In the age of COVID-19, HBCUs and Black Americans have been disproportionately impacted.
According to APM Research Labs, the COVID-19 death rate has been 80.4 per 100,000 for Black Americans. This is more than twice the rate compared to White and Asian Americans.
However, many HBCUs, such as Meharry Medical College, have led the way in conducting COVID-19 vaccine research.
“It will be our students who will lead our communities out of this recession, I believe,” said Adams. “We’ve got to really be advocates for our schools and for our students,” she added. “We’ve got to understand that HBCUs must succeed. They must not only survive, but they must thrive.”
To assist HBCUs financially, Bridges suggested that more investments should come from philanthropists, not just from the federal and state governments. Those investments include more student support for mental and financial stability, virtual transition support and stabilization investments.
However, federal investments should aim to increase maximum Pell grants awards, reduce the student loan debt burden and invest in HBCU infrastructure, said Adams.
She highlighted the HBCU Capital Financing Program, which provides “low-cost capital loans for HBCUs trying to rebuild, particularly the infrastructure, [when] the debt obligation is too much, particularly for our smaller schools.”
Though the Coronavirus Aid, Relief, and Economic Security (CARES) Act provided initial aid, Williams stressed that continual funding is necessary to “help students navigate college throughout this unforeseen challenge that we are in.”
The digital divide also became more apparent during the transition to remote learning. On campus, students are provided with libraries and community labs. However, when students are required to complete coursework online, they might not have access to those similar resources, said panelists.

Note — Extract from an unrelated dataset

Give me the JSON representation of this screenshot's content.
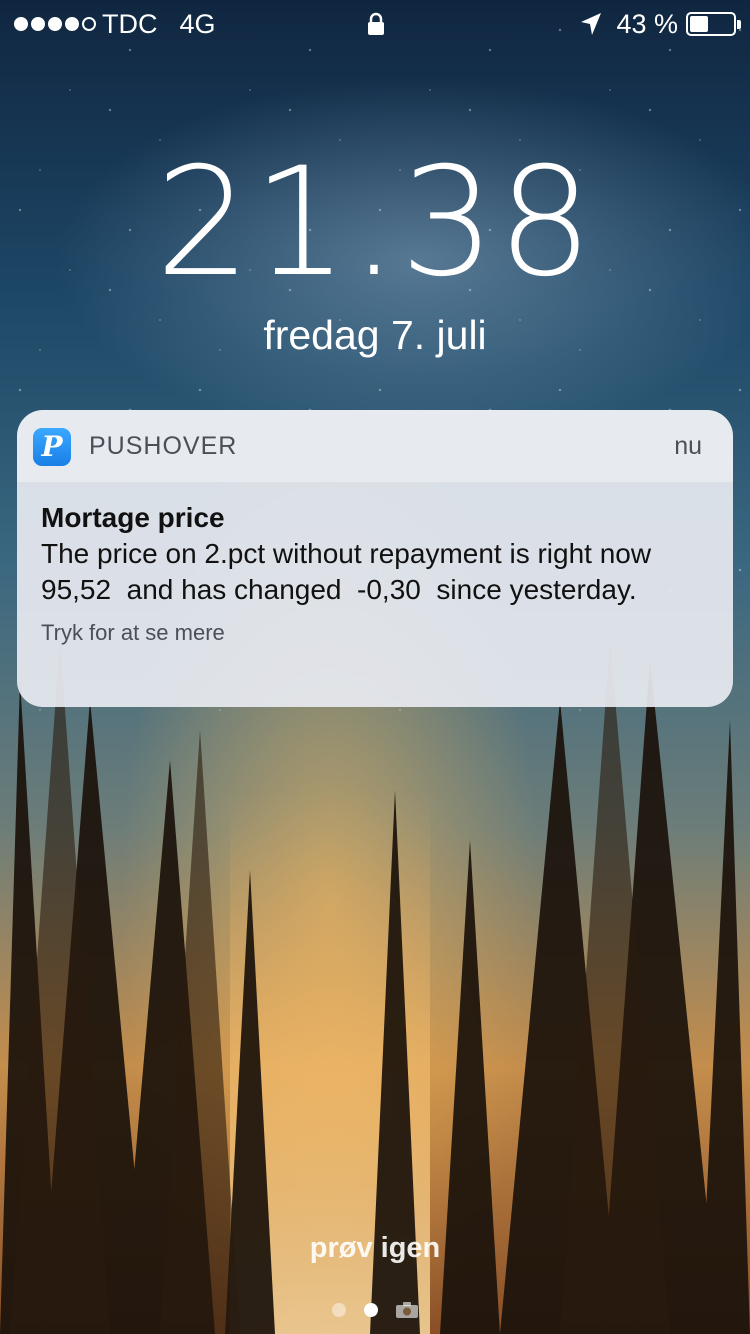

“Our students were sent home with parents who were probably essential workers and working on the frontlines and their little brothers and sisters who were also working from home,” said Williams. “Having seen all five of [Southern University System’s] campuses just really try to figure it out, at such a neck breaking pace was difficult.”
Bridges emphasized that HBCUs are continuing to advance their value by prepping the next generation of leaders.

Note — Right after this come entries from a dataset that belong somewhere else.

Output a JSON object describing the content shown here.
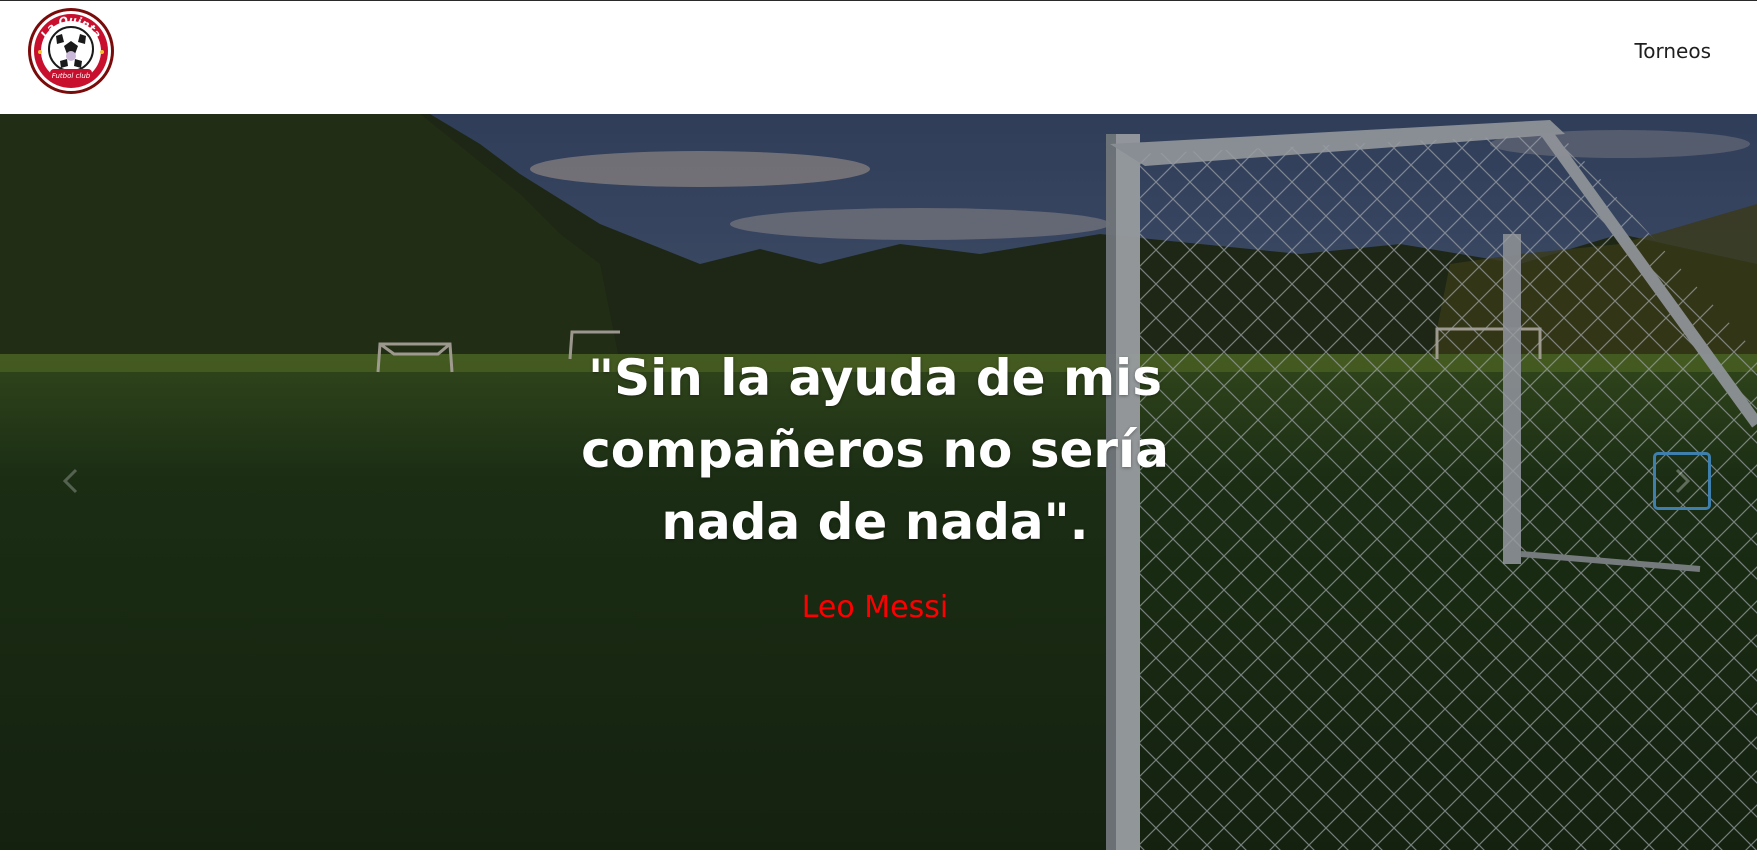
{
  "logo": {
    "text_top": "La Quinta",
    "text_bottom": "Futbol club",
    "icon": "soccer-ball-logo-icon",
    "colors": {
      "ring": "#c8102e",
      "ball_dark": "#1a1a1a",
      "ball_light": "#ffffff"
    }
  },
  "nav": {
    "items": [
      {
        "label": "Torneos"
      }
    ]
  },
  "carousel": {
    "slide": {
      "quote": "\"Sin la ayuda de mis compañeros no sería nada de nada\".",
      "author": "Leo Messi"
    },
    "controls": {
      "prev_icon": "chevron-left-icon",
      "next_icon": "chevron-right-icon"
    },
    "colors": {
      "author": "#ff0000",
      "quote": "#ffffff",
      "focus_ring": "#3f7fae"
    }
  }
}
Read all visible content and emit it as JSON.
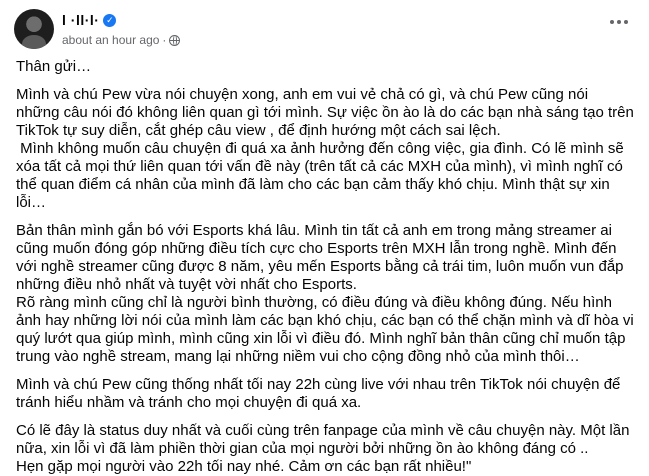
{
  "header": {
    "author_name": "l     ·ll·l·",
    "timestamp": "about an hour ago",
    "separator": "·",
    "verified_badge": "✓",
    "privacy_icon": "globe-icon",
    "more_icon": "more-options-icon"
  },
  "post": {
    "paragraphs": [
      "Thân gửi…",
      "Mình và chú Pew vừa nói chuyện xong, anh em vui vẻ chả có gì, và chú Pew cũng nói những câu nói đó không liên quan gì tới mình. Sự việc ồn ào là do các bạn nhà sáng tạo trên TikTok tự suy diễn, cắt ghép câu view , để định hướng một cách sai lệch.\n Mình không muốn câu chuyện đi quá xa ảnh hưởng đến công việc, gia đình. Có lẽ mình sẽ xóa tất cả mọi thứ liên quan tới vấn đề này (trên tất cả các MXH của mình), vì mình nghĩ có thể quan điểm cá nhân của mình đã làm cho các bạn cảm thấy khó chịu. Mình thật sự xin lỗi…",
      "Bản thân mình gắn bó với Esports khá lâu. Mình tin tất cả anh em trong mảng streamer ai cũng muốn đóng góp những điều tích cực cho Esports trên MXH lẫn trong nghề. Mình đến với nghề streamer cũng được 8 năm, yêu mến Esports bằng cả trái tim, luôn muốn vun đắp những điều nhỏ nhất và tuyệt vời nhất cho Esports.\nRõ ràng mình cũng chỉ là người bình thường, có điều đúng và điều không đúng. Nếu hình ảnh hay những lời nói của mình làm các bạn khó chịu, các bạn có thể chặn mình và dĩ hòa vi quý lướt qua giúp mình, mình cũng xin lỗi vì điều đó. Mình nghĩ bản thân cũng chỉ muốn tập trung vào nghề stream, mang lại những niềm vui cho cộng đồng nhỏ của mình thôi…",
      "Mình và chú Pew cũng thống nhất tối nay 22h cùng live với nhau trên TikTok nói chuyện để tránh hiểu nhầm và tránh cho mọi chuyện đi quá xa.",
      "Có lẽ đây là status duy nhất và cuối cùng trên fanpage của mình về câu chuyện này. Một lần nữa, xin lỗi vì đã làm phiền thời gian của mọi người bởi những ồn ào không đáng có ..\nHẹn gặp mọi người vào 22h tối nay nhé. Cảm ơn các bạn rất nhiều!\""
    ]
  }
}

“I always wonder who on the campus is going to be the next Kamala Harris or who on the campus will be the next Alice Walker,” he said. “Or who on the campus will be the next Stacey Abrams. They are continuing that legacy of preparing leaders that are concerned about their communities and give back to their communities.”

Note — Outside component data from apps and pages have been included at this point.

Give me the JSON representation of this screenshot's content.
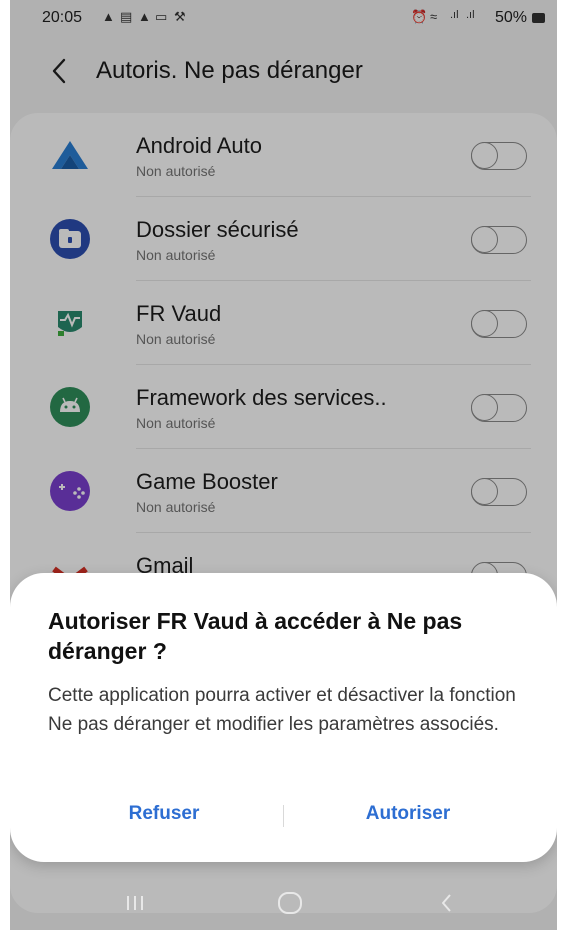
{
  "status_bar": {
    "time": "20:05",
    "battery": "50%"
  },
  "header": {
    "title": "Autoris. Ne pas déranger"
  },
  "apps": [
    {
      "name": "Android Auto",
      "status": "Non autorisé",
      "icon": "android-auto-icon",
      "enabled": false
    },
    {
      "name": "Dossier sécurisé",
      "status": "Non autorisé",
      "icon": "secure-folder-icon",
      "enabled": false
    },
    {
      "name": "FR Vaud",
      "status": "Non autorisé",
      "icon": "fr-vaud-icon",
      "enabled": false
    },
    {
      "name": "Framework des services..",
      "status": "Non autorisé",
      "icon": "android-framework-icon",
      "enabled": false
    },
    {
      "name": "Game Booster",
      "status": "Non autorisé",
      "icon": "game-booster-icon",
      "enabled": false
    },
    {
      "name": "Gmail",
      "status": "",
      "icon": "gmail-icon",
      "enabled": false
    }
  ],
  "dialog": {
    "title": "Autoriser FR Vaud à accéder à Ne pas déranger ?",
    "message": "Cette application pourra activer et désactiver la fonction Ne pas déranger et modifier les paramètres associés.",
    "refuse_label": "Refuser",
    "allow_label": "Autoriser"
  },
  "colors": {
    "accent": "#2d6ed2",
    "overlay": "rgba(0,0,0,0.27)"
  }
}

Adams said HBCUs invest not only in the learning of their students but also “create a sense of purpose and identity.”
“The college experience must be a full experience, it must be broad,” she added. “Yes, it is about education but it’s also about making sure that you develop as a full person.”
Additionally, Dr. Fred A. Bonner II, professor and endowed chair of educational leadership and counseling at Prairie View A&M University (PVAMU), said that HBCUs hold the important function of providing narrative and voice. However, they “must maintain dominion over [their] narrative.”
“You can have an opinion about the Black narrative, about the Black experience, about the Black college, but you should never have dominion over those narratives,” said Bonner, who is also the executive director of the Minority Achievement, Creativity and High Ability Center (MACH-III) at PVAMU. “Because we have too many people from our community, too many of our ancestors, too many of our forefathers, foremothers who we stand on their shoulders of excellence. And I think it does a disservice to their legacy when we don’t allow ourselves to tell our own narratives about who we are, what these magnificent colleges are and what they have been and what they have historically meant to our particular communities.”
Sarah Wood can be reached at [email protected].